▶ _PROBLEM TO WORK ON_
After reading the data below, copy out every line that contains the word "text".

▶ _GIVEN RECORDS_
-----

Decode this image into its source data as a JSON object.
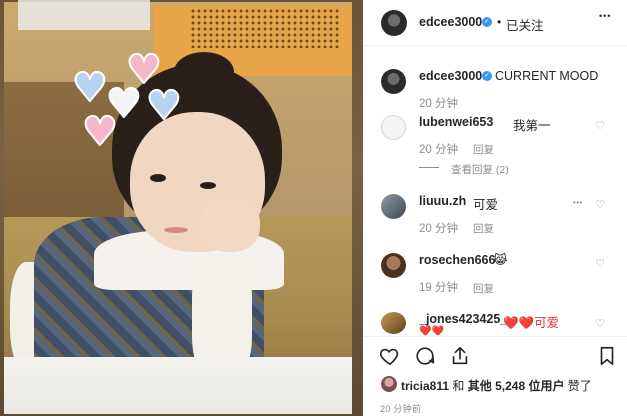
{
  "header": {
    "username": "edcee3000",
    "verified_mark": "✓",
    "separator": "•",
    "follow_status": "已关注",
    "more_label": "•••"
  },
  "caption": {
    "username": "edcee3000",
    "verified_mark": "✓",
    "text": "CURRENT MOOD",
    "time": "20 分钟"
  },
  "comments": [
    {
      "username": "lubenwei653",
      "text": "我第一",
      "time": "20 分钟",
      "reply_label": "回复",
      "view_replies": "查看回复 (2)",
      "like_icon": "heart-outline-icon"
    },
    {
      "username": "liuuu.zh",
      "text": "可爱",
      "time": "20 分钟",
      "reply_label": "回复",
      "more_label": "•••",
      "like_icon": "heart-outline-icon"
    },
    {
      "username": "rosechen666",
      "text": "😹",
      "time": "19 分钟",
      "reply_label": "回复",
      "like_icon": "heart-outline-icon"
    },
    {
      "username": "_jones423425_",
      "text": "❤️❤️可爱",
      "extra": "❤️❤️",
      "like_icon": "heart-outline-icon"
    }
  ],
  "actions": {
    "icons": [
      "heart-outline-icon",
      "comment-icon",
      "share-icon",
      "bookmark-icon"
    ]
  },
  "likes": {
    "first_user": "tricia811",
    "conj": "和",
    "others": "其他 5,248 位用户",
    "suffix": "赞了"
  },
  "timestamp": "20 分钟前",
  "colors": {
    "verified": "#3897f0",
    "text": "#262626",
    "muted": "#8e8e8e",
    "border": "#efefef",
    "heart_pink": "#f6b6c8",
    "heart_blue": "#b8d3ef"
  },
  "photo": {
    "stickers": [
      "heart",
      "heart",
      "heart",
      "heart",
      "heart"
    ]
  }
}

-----

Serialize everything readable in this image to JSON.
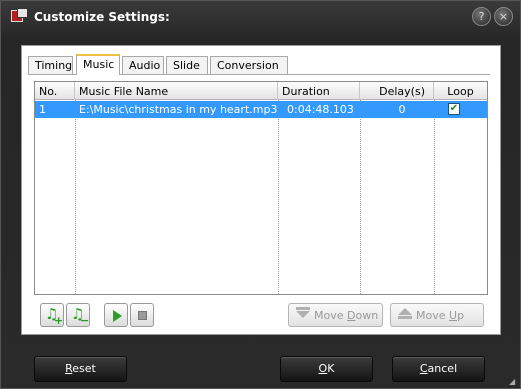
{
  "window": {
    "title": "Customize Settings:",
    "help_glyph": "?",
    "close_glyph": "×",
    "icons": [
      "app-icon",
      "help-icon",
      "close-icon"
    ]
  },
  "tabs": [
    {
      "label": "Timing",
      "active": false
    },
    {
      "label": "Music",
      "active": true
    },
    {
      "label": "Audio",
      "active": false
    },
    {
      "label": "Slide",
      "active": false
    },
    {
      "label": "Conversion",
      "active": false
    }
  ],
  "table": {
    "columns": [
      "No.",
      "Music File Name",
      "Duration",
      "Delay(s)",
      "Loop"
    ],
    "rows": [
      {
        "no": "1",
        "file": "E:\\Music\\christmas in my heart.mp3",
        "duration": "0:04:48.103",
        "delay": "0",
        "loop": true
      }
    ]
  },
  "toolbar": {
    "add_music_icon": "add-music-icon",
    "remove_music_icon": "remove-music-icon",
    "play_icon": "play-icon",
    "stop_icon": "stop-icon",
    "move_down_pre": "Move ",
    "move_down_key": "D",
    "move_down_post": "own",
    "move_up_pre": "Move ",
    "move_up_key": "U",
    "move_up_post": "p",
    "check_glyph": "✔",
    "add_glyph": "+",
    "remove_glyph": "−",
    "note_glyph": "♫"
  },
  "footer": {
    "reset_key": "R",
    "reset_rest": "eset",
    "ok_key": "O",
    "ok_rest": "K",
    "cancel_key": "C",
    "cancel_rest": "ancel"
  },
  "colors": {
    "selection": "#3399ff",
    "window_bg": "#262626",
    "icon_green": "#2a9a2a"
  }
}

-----

▶ _PROBLEM SOLUTION_
    "text": "CURRENT MOOD",
      "text": "我第一",
      "text": "可爱",
      "text": "😹",
      "text": "❤️❤️可爱",
    "text": "#262626",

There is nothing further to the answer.